Other protests have broken out in the San Diego, San Fransisco and San Jose areas, according to reports.
People could be heard chanting “Whose streets? Our streets” and “Not Our President”, according to Twitter users at the scene.
A demonstration also unfolded at the University of California, Davis where students blocked streets as they marched and chanted anti-Trump slogans and “You are not America, we are America,” according to Twitter posts.
Anti-racist protesters are to stage a demonstration outside the US Embassy in London following the shock election victory.
Around 120 anti-racism campaigners chanted “hey ho, Donald Trump has got to go” as they waved placards reading “No to racism. No to Trump” and depicting the president-elect as Hitler.
“He has achieved one thing though, he’s put somebody dumber than George Bush in the White House and that is himself,” one of the organisers from Say No To Racism told the crowd.
Another speaker urged Londoners to stand in solidarity with those in America campaigning against Trump’s pledge to build a wall between the US and Mexico and to ban Muslims from entering the States.
Activists accused the President-elect of having a long history of “racist outbursts” as well as his promise to build a wall between the US and Mexico.
Sabby Dhalu, co-convener of the Stand up to Racism group, said: “Donald Trump used the oldest trick in the book – he stirred up fear and racism in the context of a stagnant economy and the resulting fall in living standards – to mobilise a vote for him.
“The danger now is racists across the globe feel emboldened by Donald Trump’s victory and racism and sexism become normalised through the most powerful figure in the world.
“We call on anti-racists and all progressives to join us tonight outside the US Embassy.”
The billionaire businessman will become the 45th president of the United States after voters gambled on his pledge to “Make America Great Again”.
Speaking at a victory party in New York after rival Hillary Clinton conceded defeat, Trump urged Americans to put the election behind them.
“It is time for us to come together as one united people,” he said.
“I pledge to every citizen of our land that I will be president for all Americans.”
Taking to the stage with his family, including wife Melania, Trump promised a plan to double economic growth and invest in world-class infrastructure.
“Working together, we will begin the urgent task of rebuilding our nation and renewing the American dream.”
It would be a “beautiful thing”, he said.
The election of the outspoken businessman and TV personality, who has never held public office, shows the anger and frustration of many Americans who felt left behind by the economy and ignored by the political establishment.
Trump said: “The forgotten men and women of our country will be forgotten no longer.”

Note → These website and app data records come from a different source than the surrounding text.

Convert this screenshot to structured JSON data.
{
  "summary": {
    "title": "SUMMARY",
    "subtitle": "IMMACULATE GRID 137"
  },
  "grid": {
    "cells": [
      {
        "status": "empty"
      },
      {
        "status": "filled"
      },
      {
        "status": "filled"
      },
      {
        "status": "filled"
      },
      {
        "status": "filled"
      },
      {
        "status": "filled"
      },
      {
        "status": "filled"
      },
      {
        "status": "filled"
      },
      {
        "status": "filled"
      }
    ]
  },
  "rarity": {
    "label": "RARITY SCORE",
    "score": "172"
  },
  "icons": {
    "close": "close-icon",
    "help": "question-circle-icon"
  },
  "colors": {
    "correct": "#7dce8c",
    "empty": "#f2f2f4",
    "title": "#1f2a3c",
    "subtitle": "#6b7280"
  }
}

The Republican candidate sealed victory when he took key battleground states Pennsylvania and Wisconsin.
The Clinton camp initially refused to throw in the towel, but Trump told supporters shortly before 8am UK time: “I’ve just received a call from Secretary Clinton. She congratulated us – it’s about us – on our victory and I congratulated her and her family on a very, very hard-fought campaign.”
During the battle for the Oval Office, Trump had repeatedly described his rival as “crooked Hillary” and called her a “nasty woman”.
But he struck a conciliatory tone in his first appearance as president-elect, thanking the former first lady and secretary of state for her “service” to the country.
Trump sought to give reassurance to international leaders about his intentions: “I want to tell the world community that, while we will always put America’s interests first, we will deal fairly with everyone – all people and all other nations.
“We will seek common ground not hostility, partnership not conflict.”
But the markets were panicked by the Trump victory, with London’s FTSE 100 Index dropping as much as 2% on opening.
Shares also tumbled in Asia and the dollar and Mexican peso fell.